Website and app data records

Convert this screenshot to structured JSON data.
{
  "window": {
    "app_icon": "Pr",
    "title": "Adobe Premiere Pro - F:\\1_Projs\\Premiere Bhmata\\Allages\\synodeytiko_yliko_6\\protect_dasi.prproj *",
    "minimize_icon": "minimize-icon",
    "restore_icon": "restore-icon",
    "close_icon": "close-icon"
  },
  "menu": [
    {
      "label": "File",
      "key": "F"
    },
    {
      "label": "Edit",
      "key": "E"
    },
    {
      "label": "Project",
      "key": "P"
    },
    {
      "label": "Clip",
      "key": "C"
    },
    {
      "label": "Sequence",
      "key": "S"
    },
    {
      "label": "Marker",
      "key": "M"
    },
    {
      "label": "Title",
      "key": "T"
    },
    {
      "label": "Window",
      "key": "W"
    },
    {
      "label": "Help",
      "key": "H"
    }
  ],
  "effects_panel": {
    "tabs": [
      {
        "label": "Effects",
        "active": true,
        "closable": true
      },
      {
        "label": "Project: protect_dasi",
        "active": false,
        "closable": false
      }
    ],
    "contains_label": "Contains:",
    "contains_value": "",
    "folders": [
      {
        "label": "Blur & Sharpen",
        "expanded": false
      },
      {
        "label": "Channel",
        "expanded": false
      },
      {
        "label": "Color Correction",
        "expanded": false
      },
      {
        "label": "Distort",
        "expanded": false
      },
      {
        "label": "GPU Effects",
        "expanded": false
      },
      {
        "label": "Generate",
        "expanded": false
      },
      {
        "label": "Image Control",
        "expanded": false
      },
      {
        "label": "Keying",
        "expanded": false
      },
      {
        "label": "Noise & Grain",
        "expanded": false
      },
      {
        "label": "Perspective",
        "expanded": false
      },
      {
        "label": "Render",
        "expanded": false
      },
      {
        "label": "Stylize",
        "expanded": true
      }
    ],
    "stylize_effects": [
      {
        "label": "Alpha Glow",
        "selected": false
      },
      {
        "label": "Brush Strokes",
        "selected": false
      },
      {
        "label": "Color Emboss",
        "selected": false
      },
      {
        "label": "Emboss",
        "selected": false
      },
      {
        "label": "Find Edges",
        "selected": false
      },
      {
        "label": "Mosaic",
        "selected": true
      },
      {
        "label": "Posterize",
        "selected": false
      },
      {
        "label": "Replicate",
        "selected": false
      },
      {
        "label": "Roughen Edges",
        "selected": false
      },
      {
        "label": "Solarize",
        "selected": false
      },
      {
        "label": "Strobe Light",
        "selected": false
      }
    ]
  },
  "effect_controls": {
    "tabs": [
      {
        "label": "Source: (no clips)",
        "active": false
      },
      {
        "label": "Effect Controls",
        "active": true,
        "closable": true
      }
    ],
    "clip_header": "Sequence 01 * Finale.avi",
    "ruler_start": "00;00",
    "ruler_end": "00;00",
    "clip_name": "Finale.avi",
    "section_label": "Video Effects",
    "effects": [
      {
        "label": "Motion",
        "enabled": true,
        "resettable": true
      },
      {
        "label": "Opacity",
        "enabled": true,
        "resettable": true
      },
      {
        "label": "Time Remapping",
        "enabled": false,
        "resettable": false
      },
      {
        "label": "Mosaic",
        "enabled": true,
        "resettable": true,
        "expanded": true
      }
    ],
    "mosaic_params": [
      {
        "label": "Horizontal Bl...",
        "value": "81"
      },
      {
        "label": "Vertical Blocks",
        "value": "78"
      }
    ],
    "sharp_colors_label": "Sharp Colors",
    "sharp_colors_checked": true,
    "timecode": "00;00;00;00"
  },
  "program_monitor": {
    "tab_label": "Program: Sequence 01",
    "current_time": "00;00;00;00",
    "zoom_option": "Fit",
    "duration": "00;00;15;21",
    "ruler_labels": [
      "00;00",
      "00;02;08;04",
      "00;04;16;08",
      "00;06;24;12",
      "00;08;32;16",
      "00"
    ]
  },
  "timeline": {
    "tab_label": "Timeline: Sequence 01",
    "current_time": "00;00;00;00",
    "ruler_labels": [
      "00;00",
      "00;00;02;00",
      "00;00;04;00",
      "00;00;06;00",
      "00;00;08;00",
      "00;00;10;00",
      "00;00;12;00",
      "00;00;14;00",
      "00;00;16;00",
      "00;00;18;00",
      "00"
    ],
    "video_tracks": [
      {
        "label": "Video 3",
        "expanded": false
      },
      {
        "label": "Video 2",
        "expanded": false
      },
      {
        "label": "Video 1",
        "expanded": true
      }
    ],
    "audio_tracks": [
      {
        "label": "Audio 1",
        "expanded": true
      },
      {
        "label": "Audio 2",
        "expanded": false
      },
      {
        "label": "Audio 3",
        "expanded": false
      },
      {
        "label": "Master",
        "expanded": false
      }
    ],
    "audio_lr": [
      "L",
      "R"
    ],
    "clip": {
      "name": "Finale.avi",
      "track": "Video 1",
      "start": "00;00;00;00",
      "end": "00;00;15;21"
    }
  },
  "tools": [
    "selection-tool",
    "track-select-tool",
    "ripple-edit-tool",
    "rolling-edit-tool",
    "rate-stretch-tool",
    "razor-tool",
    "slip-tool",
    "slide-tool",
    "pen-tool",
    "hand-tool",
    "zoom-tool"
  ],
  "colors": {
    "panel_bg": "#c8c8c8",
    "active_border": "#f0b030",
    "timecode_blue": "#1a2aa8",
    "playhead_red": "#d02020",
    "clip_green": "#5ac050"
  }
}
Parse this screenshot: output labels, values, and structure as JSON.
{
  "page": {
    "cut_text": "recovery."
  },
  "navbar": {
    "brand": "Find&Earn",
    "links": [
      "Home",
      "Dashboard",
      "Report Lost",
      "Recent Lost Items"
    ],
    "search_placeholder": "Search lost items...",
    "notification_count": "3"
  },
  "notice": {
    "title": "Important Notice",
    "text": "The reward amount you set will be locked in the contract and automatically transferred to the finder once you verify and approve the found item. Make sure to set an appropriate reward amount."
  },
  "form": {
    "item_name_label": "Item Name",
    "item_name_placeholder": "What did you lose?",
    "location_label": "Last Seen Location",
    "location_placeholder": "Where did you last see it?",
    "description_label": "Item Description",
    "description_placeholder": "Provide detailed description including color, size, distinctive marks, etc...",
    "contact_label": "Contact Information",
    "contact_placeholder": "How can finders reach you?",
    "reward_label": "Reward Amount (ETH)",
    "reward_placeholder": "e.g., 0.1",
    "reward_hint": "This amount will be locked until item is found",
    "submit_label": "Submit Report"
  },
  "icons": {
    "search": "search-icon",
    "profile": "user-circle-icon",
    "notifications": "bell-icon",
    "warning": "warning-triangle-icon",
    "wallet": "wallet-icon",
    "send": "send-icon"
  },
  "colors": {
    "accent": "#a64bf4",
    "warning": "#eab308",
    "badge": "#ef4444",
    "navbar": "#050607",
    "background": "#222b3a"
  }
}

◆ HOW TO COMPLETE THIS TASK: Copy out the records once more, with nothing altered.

◆ RESULT FOR THIS EXERCISE:
Convert this screenshot to structured JSON data.
{
  "window": {
    "app_icon": "Pr",
    "title": "Adobe Premiere Pro - F:\\1_Projs\\Premiere Bhmata\\Allages\\synodeytiko_yliko_6\\protect_dasi.prproj *",
    "minimize_icon": "minimize-icon",
    "restore_icon": "restore-icon",
    "close_icon": "close-icon"
  },
  "menu": [
    {
      "label": "File",
      "key": "F"
    },
    {
      "label": "Edit",
      "key": "E"
    },
    {
      "label": "Project",
      "key": "P"
    },
    {
      "label": "Clip",
      "key": "C"
    },
    {
      "label": "Sequence",
      "key": "S"
    },
    {
      "label": "Marker",
      "key": "M"
    },
    {
      "label": "Title",
      "key": "T"
    },
    {
      "label": "Window",
      "key": "W"
    },
    {
      "label": "Help",
      "key": "H"
    }
  ],
  "effects_panel": {
    "tabs": [
      {
        "label": "Effects",
        "active": true,
        "closable": true
      },
      {
        "label": "Project: protect_dasi",
        "active": false,
        "closable": false
      }
    ],
    "contains_label": "Contains:",
    "contains_value": "",
    "folders": [
      {
        "label": "Blur & Sharpen",
        "expanded": false
      },
      {
        "label": "Channel",
        "expanded": false
      },
      {
        "label": "Color Correction",
        "expanded": false
      },
      {
        "label": "Distort",
        "expanded": false
      },
      {
        "label": "GPU Effects",
        "expanded": false
      },
      {
        "label": "Generate",
        "expanded": false
      },
      {
        "label": "Image Control",
        "expanded": false
      },
      {
        "label": "Keying",
        "expanded": false
      },
      {
        "label": "Noise & Grain",
        "expanded": false
      },
      {
        "label": "Perspective",
        "expanded": false
      },
      {
        "label": "Render",
        "expanded": false
      },
      {
        "label": "Stylize",
        "expanded": true
      }
    ],
    "stylize_effects": [
      {
        "label": "Alpha Glow",
        "selected": false
      },
      {
        "label": "Brush Strokes",
        "selected": false
      },
      {
        "label": "Color Emboss",
        "selected": false
      },
      {
        "label": "Emboss",
        "selected": false
      },
      {
        "label": "Find Edges",
        "selected": false
      },
      {
        "label": "Mosaic",
        "selected": true
      },
      {
        "label": "Posterize",
        "selected": false
      },
      {
        "label": "Replicate",
        "selected": false
      },
      {
        "label": "Roughen Edges",
        "selected": false
      },
      {
        "label": "Solarize",
        "selected": false
      },
      {
        "label": "Strobe Light",
        "selected": false
      }
    ]
  },
  "effect_controls": {
    "tabs": [
      {
        "label": "Source: (no clips)",
        "active": false
      },
      {
        "label": "Effect Controls",
        "active": true,
        "closable": true
      }
    ],
    "clip_header": "Sequence 01 * Finale.avi",
    "ruler_start": "00;00",
    "ruler_end": "00;00",
    "clip_name": "Finale.avi",
    "section_label": "Video Effects",
    "effects": [
      {
        "label": "Motion",
        "enabled": true,
        "resettable": true
      },
      {
        "label": "Opacity",
        "enabled": true,
        "resettable": true
      },
      {
        "label": "Time Remapping",
        "enabled": false,
        "resettable": false
      },
      {
        "label": "Mosaic",
        "enabled": true,
        "resettable": true,
        "expanded": true
      }
    ],
    "mosaic_params": [
      {
        "label": "Horizontal Bl...",
        "value": "81"
      },
      {
        "label": "Vertical Blocks",
        "value": "78"
      }
    ],
    "sharp_colors_label": "Sharp Colors",
    "sharp_colors_checked": true,
    "timecode": "00;00;00;00"
  },
  "program_monitor": {
    "tab_label": "Program: Sequence 01",
    "current_time": "00;00;00;00",
    "zoom_option": "Fit",
    "duration": "00;00;15;21",
    "ruler_labels": [
      "00;00",
      "00;02;08;04",
      "00;04;16;08",
      "00;06;24;12",
      "00;08;32;16",
      "00"
    ]
  },
  "timeline": {
    "tab_label": "Timeline: Sequence 01",
    "current_time": "00;00;00;00",
    "ruler_labels": [
      "00;00",
      "00;00;02;00",
      "00;00;04;00",
      "00;00;06;00",
      "00;00;08;00",
      "00;00;10;00",
      "00;00;12;00",
      "00;00;14;00",
      "00;00;16;00",
      "00;00;18;00",
      "00"
    ],
    "video_tracks": [
      {
        "label": "Video 3",
        "expanded": false
      },
      {
        "label": "Video 2",
        "expanded": false
      },
      {
        "label": "Video 1",
        "expanded": true
      }
    ],
    "audio_tracks": [
      {
        "label": "Audio 1",
        "expanded": true
      },
      {
        "label": "Audio 2",
        "expanded": false
      },
      {
        "label": "Audio 3",
        "expanded": false
      },
      {
        "label": "Master",
        "expanded": false
      }
    ],
    "audio_lr": [
      "L",
      "R"
    ],
    "clip": {
      "name": "Finale.avi",
      "track": "Video 1",
      "start": "00;00;00;00",
      "end": "00;00;15;21"
    }
  },
  "tools": [
    "selection-tool",
    "track-select-tool",
    "ripple-edit-tool",
    "rolling-edit-tool",
    "rate-stretch-tool",
    "razor-tool",
    "slip-tool",
    "slide-tool",
    "pen-tool",
    "hand-tool",
    "zoom-tool"
  ],
  "colors": {
    "panel_bg": "#c8c8c8",
    "active_border": "#f0b030",
    "timecode_blue": "#1a2aa8",
    "playhead_red": "#d02020",
    "clip_green": "#5ac050"
  }
}
Parse this screenshot: output labels, values, and structure as JSON.
{
  "page": {
    "cut_text": "recovery."
  },
  "navbar": {
    "brand": "Find&Earn",
    "links": [
      "Home",
      "Dashboard",
      "Report Lost",
      "Recent Lost Items"
    ],
    "search_placeholder": "Search lost items...",
    "notification_count": "3"
  },
  "notice": {
    "title": "Important Notice",
    "text": "The reward amount you set will be locked in the contract and automatically transferred to the finder once you verify and approve the found item. Make sure to set an appropriate reward amount."
  },
  "form": {
    "item_name_label": "Item Name",
    "item_name_placeholder": "What did you lose?",
    "location_label": "Last Seen Location",
    "location_placeholder": "Where did you last see it?",
    "description_label": "Item Description",
    "description_placeholder": "Provide detailed description including color, size, distinctive marks, etc...",
    "contact_label": "Contact Information",
    "contact_placeholder": "How can finders reach you?",
    "reward_label": "Reward Amount (ETH)",
    "reward_placeholder": "e.g., 0.1",
    "reward_hint": "This amount will be locked until item is found",
    "submit_label": "Submit Report"
  },
  "icons": {
    "search": "search-icon",
    "profile": "user-circle-icon",
    "notifications": "bell-icon",
    "warning": "warning-triangle-icon",
    "wallet": "wallet-icon",
    "send": "send-icon"
  },
  "colors": {
    "accent": "#a64bf4",
    "warning": "#eab308",
    "badge": "#ef4444",
    "navbar": "#050607",
    "background": "#222b3a"
  }
}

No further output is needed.